# Exercise goal:
Line for line, return the data exactly, omitting all pictures.
==== Study material ====
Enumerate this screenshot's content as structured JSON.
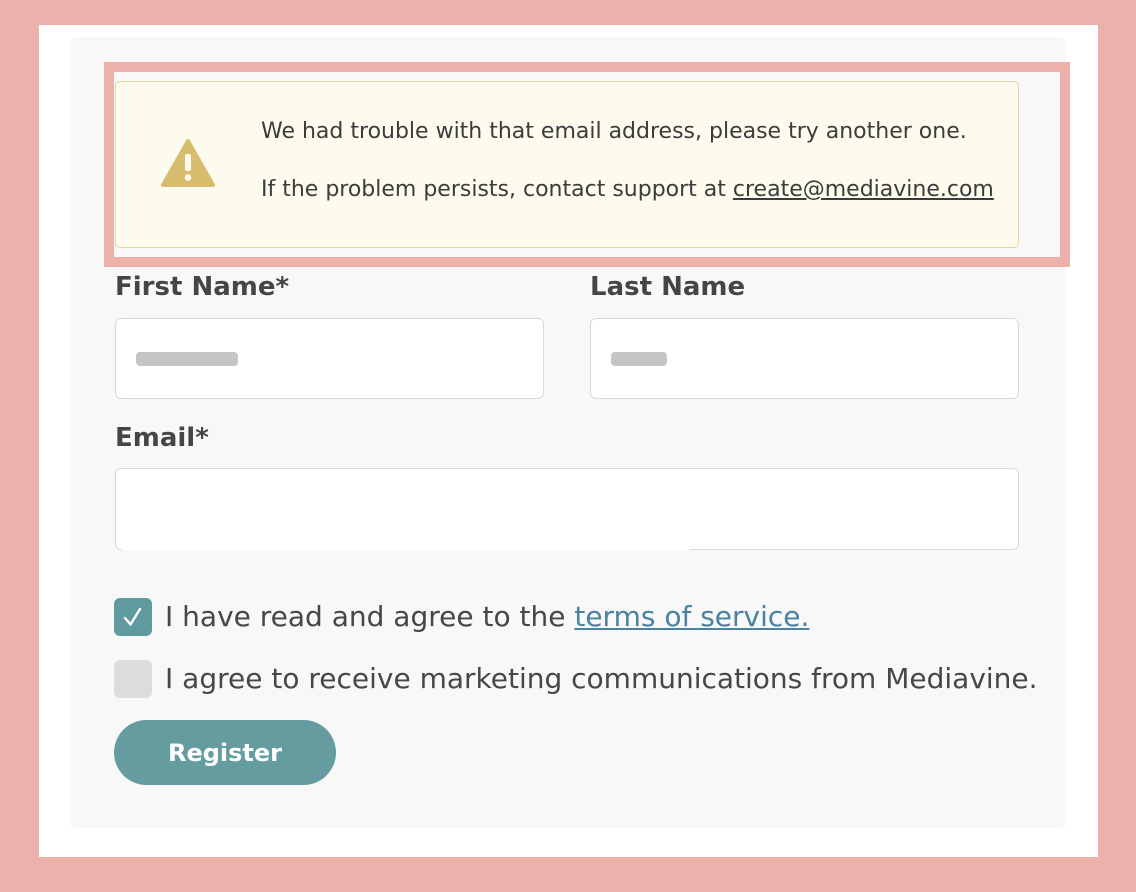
{
  "alert": {
    "icon": "warning-triangle-icon",
    "icon_color": "#d9bd6e",
    "message": "We had trouble with that email address, please try another one.",
    "support_prefix": "If the problem persists, contact support at ",
    "support_email": "create@mediavine.com"
  },
  "form": {
    "first_name_label": "First Name*",
    "last_name_label": "Last Name",
    "email_label": "Email*",
    "terms_prefix": "I have read and agree to the ",
    "terms_link": "terms of service.",
    "terms_checked": true,
    "marketing_label": "I agree to receive marketing communications from Mediavine.",
    "marketing_checked": false,
    "register_label": "Register"
  },
  "colors": {
    "page_background": "#ebb1aa",
    "accent": "#659ca0",
    "link": "#4a82a1",
    "alert_background": "#fcfbee"
  }
}
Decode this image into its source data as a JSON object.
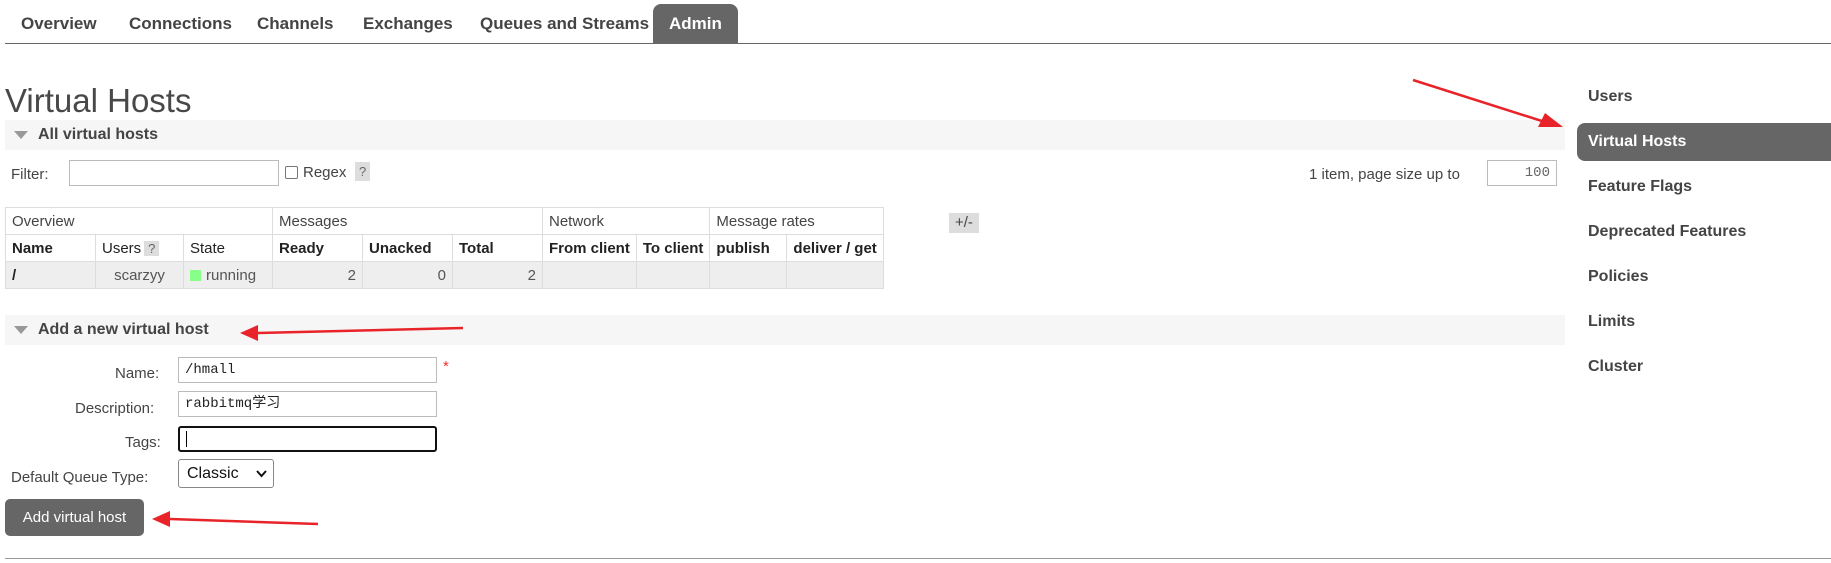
{
  "nav": {
    "tabs": [
      "Overview",
      "Connections",
      "Channels",
      "Exchanges",
      "Queues and Streams",
      "Admin"
    ],
    "active": "Admin"
  },
  "sidebar": {
    "items": [
      "Users",
      "Virtual Hosts",
      "Feature Flags",
      "Deprecated Features",
      "Policies",
      "Limits",
      "Cluster"
    ],
    "active": "Virtual Hosts"
  },
  "page_title": "Virtual Hosts",
  "all_vhosts": {
    "heading": "All virtual hosts",
    "filter_label": "Filter:",
    "filter_value": "",
    "regex_label": "Regex",
    "help": "?",
    "paging_text": "1 item, page size up to",
    "page_size": "100",
    "plus_minus": "+/-",
    "groups": [
      "Overview",
      "Messages",
      "Network",
      "Message rates"
    ],
    "columns": [
      "Name",
      "Users",
      "State",
      "Ready",
      "Unacked",
      "Total",
      "From client",
      "To client",
      "publish",
      "deliver / get"
    ],
    "rows": [
      {
        "name": "/",
        "users": "scarzyy",
        "state": "running",
        "ready": "2",
        "unacked": "0",
        "total": "2",
        "from_client": "",
        "to_client": "",
        "publish": "",
        "deliver_get": ""
      }
    ]
  },
  "add_vhost": {
    "heading": "Add a new virtual host",
    "name_label": "Name:",
    "name_value": "/hmall",
    "required_mark": "*",
    "description_label": "Description:",
    "description_value": "rabbitmq学习",
    "tags_label": "Tags:",
    "tags_value": "",
    "queue_type_label": "Default Queue Type:",
    "queue_type_value": "Classic",
    "submit_label": "Add virtual host"
  },
  "colors": {
    "accent": "#666666",
    "arrow": "#e8232a",
    "running": "#88ff88"
  }
}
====
# Result for this exercise:
Enumerate this screenshot's content as structured JSON.
{
  "alert": {
    "icon": "warning-triangle-icon",
    "icon_color": "#d9bd6e",
    "message": "We had trouble with that email address, please try another one.",
    "support_prefix": "If the problem persists, contact support at ",
    "support_email": "create@mediavine.com"
  },
  "form": {
    "first_name_label": "First Name*",
    "last_name_label": "Last Name",
    "email_label": "Email*",
    "terms_prefix": "I have read and agree to the ",
    "terms_link": "terms of service.",
    "terms_checked": true,
    "marketing_label": "I agree to receive marketing communications from Mediavine.",
    "marketing_checked": false,
    "register_label": "Register"
  },
  "colors": {
    "page_background": "#ebb1aa",
    "accent": "#659ca0",
    "link": "#4a82a1",
    "alert_background": "#fcfbee"
  }
}
Decode this image into its source data as a JSON object.
{
  "nav": {
    "tabs": [
      "Overview",
      "Connections",
      "Channels",
      "Exchanges",
      "Queues and Streams",
      "Admin"
    ],
    "active": "Admin"
  },
  "sidebar": {
    "items": [
      "Users",
      "Virtual Hosts",
      "Feature Flags",
      "Deprecated Features",
      "Policies",
      "Limits",
      "Cluster"
    ],
    "active": "Virtual Hosts"
  },
  "page_title": "Virtual Hosts",
  "all_vhosts": {
    "heading": "All virtual hosts",
    "filter_label": "Filter:",
    "filter_value": "",
    "regex_label": "Regex",
    "help": "?",
    "paging_text": "1 item, page size up to",
    "page_size": "100",
    "plus_minus": "+/-",
    "groups": [
      "Overview",
      "Messages",
      "Network",
      "Message rates"
    ],
    "columns": [
      "Name",
      "Users",
      "State",
      "Ready",
      "Unacked",
      "Total",
      "From client",
      "To client",
      "publish",
      "deliver / get"
    ],
    "rows": [
      {
        "name": "/",
        "users": "scarzyy",
        "state": "running",
        "ready": "2",
        "unacked": "0",
        "total": "2",
        "from_client": "",
        "to_client": "",
        "publish": "",
        "deliver_get": ""
      }
    ]
  },
  "add_vhost": {
    "heading": "Add a new virtual host",
    "name_label": "Name:",
    "name_value": "/hmall",
    "required_mark": "*",
    "description_label": "Description:",
    "description_value": "rabbitmq学习",
    "tags_label": "Tags:",
    "tags_value": "",
    "queue_type_label": "Default Queue Type:",
    "queue_type_value": "Classic",
    "submit_label": "Add virtual host"
  },
  "colors": {
    "accent": "#666666",
    "arrow": "#e8232a",
    "running": "#88ff88"
  }
}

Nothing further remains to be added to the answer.